(Your task) When you repeat the entries, reproduce each line exactly and omit every picture.

(Extracted records)
____________
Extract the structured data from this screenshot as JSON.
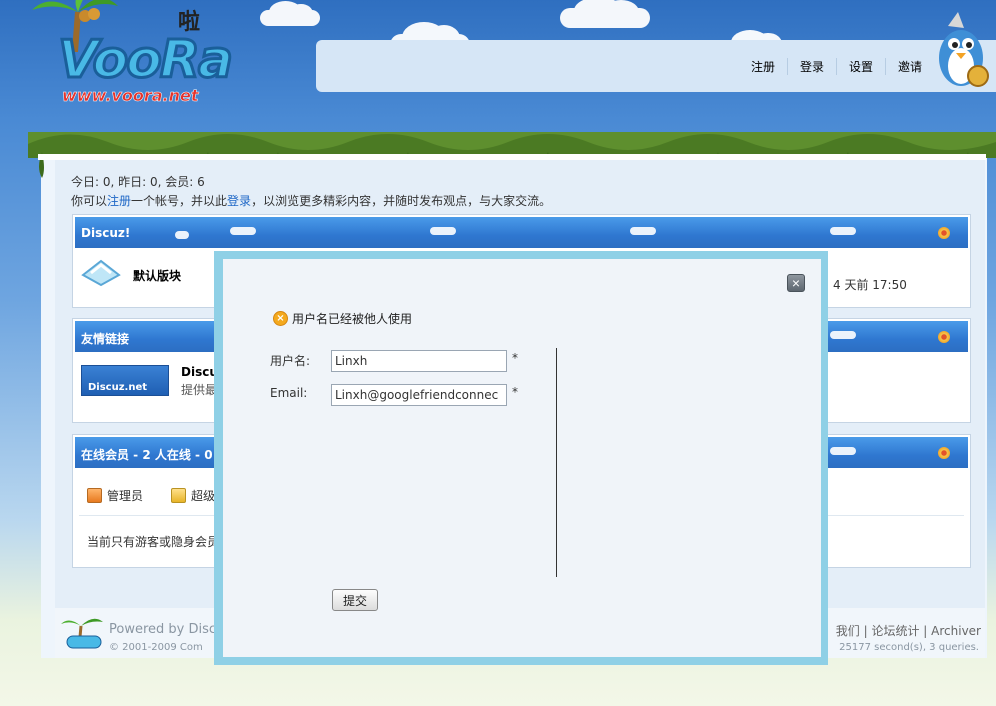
{
  "header": {
    "logo_text": "VooRa",
    "logo_url_text": "www.voora.net",
    "logo_cn": "啦",
    "nav": [
      "注册",
      "登录",
      "设置",
      "邀请"
    ]
  },
  "stats": {
    "counts": "今日: 0, 昨日: 0, 会员: 6",
    "prefix": "你可以",
    "register_link": "注册",
    "middle": "一个帐号，并以此",
    "login_link": "登录",
    "suffix": "，以浏览更多精彩内容，并随时发布观点，与大家交流。"
  },
  "forum_box": {
    "title": "Discuz!",
    "forum_name": "默认版块",
    "last_post": "4 天前 17:50"
  },
  "links_box": {
    "title": "友情链接",
    "logo_label": "Discuz.net",
    "link_title": "Discu",
    "link_desc": "提供最"
  },
  "online_box": {
    "title": "在线会员 - 2 人在线 - 0",
    "legend": [
      "管理员",
      "超级"
    ],
    "note": "当前只有游客或隐身会员"
  },
  "footer": {
    "powered": "Powered by Disc",
    "copyright": "© 2001-2009 Com",
    "links": [
      "我们",
      "论坛统计",
      "Archiver"
    ],
    "queries": "25177 second(s), 3 queries."
  },
  "dialog": {
    "error": "用户名已经被他人使用",
    "username_label": "用户名:",
    "username_value": "Linxh",
    "email_label": "Email:",
    "email_value": "Linxh@googlefriendconnec",
    "required": "*",
    "submit": "提交",
    "close": "×"
  },
  "colors": {
    "sky_top": "#2f6fc0",
    "header_bar": "#2f77d0",
    "link": "#1e67c6",
    "dialog_border": "#8fd0e6"
  }
}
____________
(Answer space)
Extract the structured data from this screenshot as JSON.
{
  "header": {
    "logo_text": "VooRa",
    "logo_url_text": "www.voora.net",
    "logo_cn": "啦",
    "nav": [
      "注册",
      "登录",
      "设置",
      "邀请"
    ]
  },
  "stats": {
    "counts": "今日: 0, 昨日: 0, 会员: 6",
    "prefix": "你可以",
    "register_link": "注册",
    "middle": "一个帐号，并以此",
    "login_link": "登录",
    "suffix": "，以浏览更多精彩内容，并随时发布观点，与大家交流。"
  },
  "forum_box": {
    "title": "Discuz!",
    "forum_name": "默认版块",
    "last_post": "4 天前 17:50"
  },
  "links_box": {
    "title": "友情链接",
    "logo_label": "Discuz.net",
    "link_title": "Discu",
    "link_desc": "提供最"
  },
  "online_box": {
    "title": "在线会员 - 2 人在线 - 0",
    "legend": [
      "管理员",
      "超级"
    ],
    "note": "当前只有游客或隐身会员"
  },
  "footer": {
    "powered": "Powered by Disc",
    "copyright": "© 2001-2009 Com",
    "links": [
      "我们",
      "论坛统计",
      "Archiver"
    ],
    "queries": "25177 second(s), 3 queries."
  },
  "dialog": {
    "error": "用户名已经被他人使用",
    "username_label": "用户名:",
    "username_value": "Linxh",
    "email_label": "Email:",
    "email_value": "Linxh@googlefriendconnec",
    "required": "*",
    "submit": "提交",
    "close": "×"
  },
  "colors": {
    "sky_top": "#2f6fc0",
    "header_bar": "#2f77d0",
    "link": "#1e67c6",
    "dialog_border": "#8fd0e6"
  }
}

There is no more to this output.